### EXERCISE AIM:
Among the entries below, find every line that has "Calafate" and pull it out.

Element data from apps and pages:
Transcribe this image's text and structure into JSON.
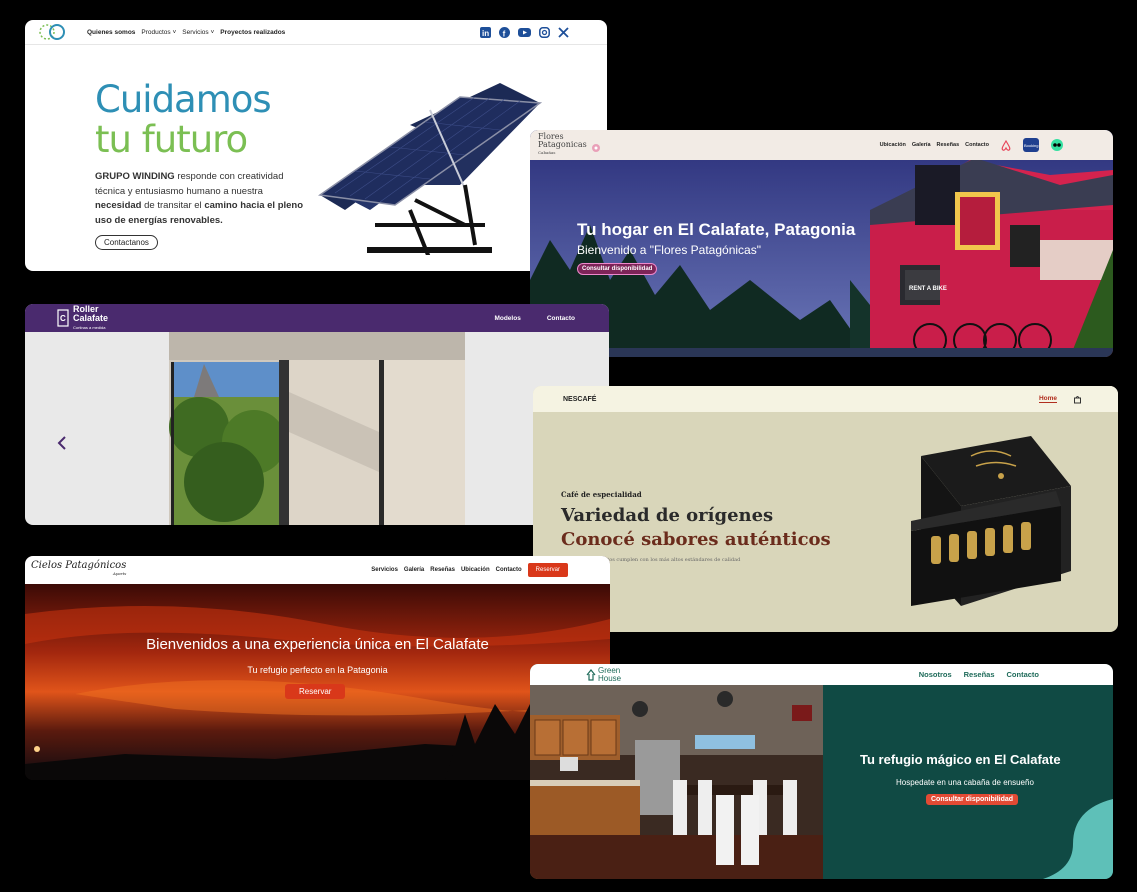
{
  "winding": {
    "nav": [
      "Quienes somos",
      "Productos ˅",
      "Servicios ˅",
      "Proyectos realizados"
    ],
    "social_icons": [
      "linkedin-icon",
      "facebook-icon",
      "youtube-icon",
      "instagram-icon",
      "x-icon"
    ],
    "heading_line1": "Cuidamos",
    "heading_line2": "tu futuro",
    "para_brand": "GRUPO WINDING",
    "para_1": " responde con creatividad técnica y entusiasmo humano a nuestra ",
    "para_2": "necesidad",
    "para_3": " de transitar el ",
    "para_4": "camino hacia el pleno uso de energías renovables.",
    "button": "Contactanos"
  },
  "flores": {
    "logo_line1": "Flores",
    "logo_line2": "Patagonicas",
    "logo_line3": "Cabañas",
    "nav": [
      "Ubicación",
      "Galería",
      "Reseñas",
      "Contacto"
    ],
    "title": "Tu hogar en El Calafate, Patagonia",
    "subtitle": "Bienvenido a \"Flores Patagónicas\"",
    "button": "Consultar disponibilidad",
    "sign_text": "RENT A BIKE"
  },
  "roller": {
    "logo_line1": "Roller",
    "logo_line2": "Calafate",
    "logo_sub": "Cortinas a medida",
    "nav": [
      "Modelos",
      "Contacto"
    ]
  },
  "nescafe": {
    "brand": "NESCAFÉ",
    "nav_home": "Home",
    "kicker": "Café de especialidad",
    "heading_1": "Variedad de orígenes",
    "heading_2": "Conocé sabores auténticos",
    "para": "ductos cumplen con los más altos estándares de calidad"
  },
  "cielos": {
    "logo": "Cielos Patagónicos",
    "logo_sub": "Aparts",
    "nav": [
      "Servicios",
      "Galería",
      "Reseñas",
      "Ubicación",
      "Contacto"
    ],
    "nav_button": "Reservar",
    "title": "Bienvenidos a una experiencia única en El Calafate",
    "subtitle": "Tu refugio perfecto en la Patagonia",
    "button": "Reservar"
  },
  "greenhouse": {
    "logo_line1": "Green",
    "logo_line2": "House",
    "nav": [
      "Nosotros",
      "Reseñas",
      "Contacto"
    ],
    "title": "Tu refugio mágico en El Calafate",
    "subtitle": "Hospedate en una cabaña de ensueño",
    "button": "Consultar disponibilidad"
  }
}
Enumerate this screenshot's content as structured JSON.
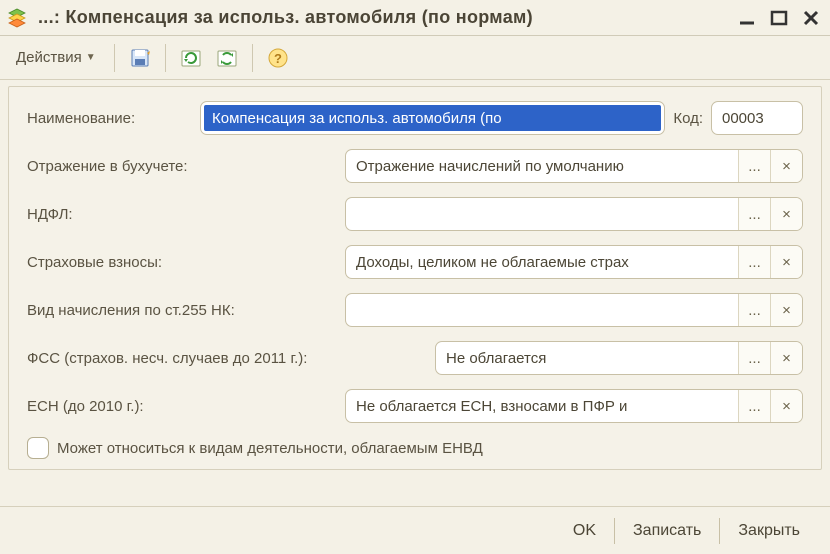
{
  "window": {
    "title": "...: Компенсация за использ. автомобиля (по нормам)"
  },
  "toolbar": {
    "actions_label": "Действия"
  },
  "form": {
    "name_label": "Наименование:",
    "name_value": "Компенсация за использ. автомобиля (по",
    "code_label": "Код:",
    "code_value": "00003",
    "reflection_label": "Отражение в бухучете:",
    "reflection_value": "Отражение начислений по умолчанию",
    "ndfl_label": "НДФЛ:",
    "ndfl_value": "",
    "insurance_label": "Страховые взносы:",
    "insurance_value": "Доходы, целиком не облагаемые страх",
    "st255_label": "Вид начисления по ст.255 НК:",
    "st255_value": "",
    "fss_label": "ФСС (страхов. несч. случаев до 2011 г.):",
    "fss_value": "Не облагается",
    "esn_label": "ЕСН (до 2010 г.):",
    "esn_value": "Не облагается ЕСН, взносами в ПФР и",
    "checkbox_label": "Может относиться к видам деятельности, облагаемым ЕНВД"
  },
  "buttons": {
    "ellipsis": "...",
    "clear": "×"
  },
  "footer": {
    "ok": "OK",
    "save": "Записать",
    "close": "Закрыть"
  }
}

### ANSWER BELOW:
    "title": "Tu hogar en El Calafate, Patagonia",
    "logo_line2": "Calafate",
    "title": "Bienvenidos a una experiencia única en El Calafate",
    "title": "Tu refugio mágico en El Calafate",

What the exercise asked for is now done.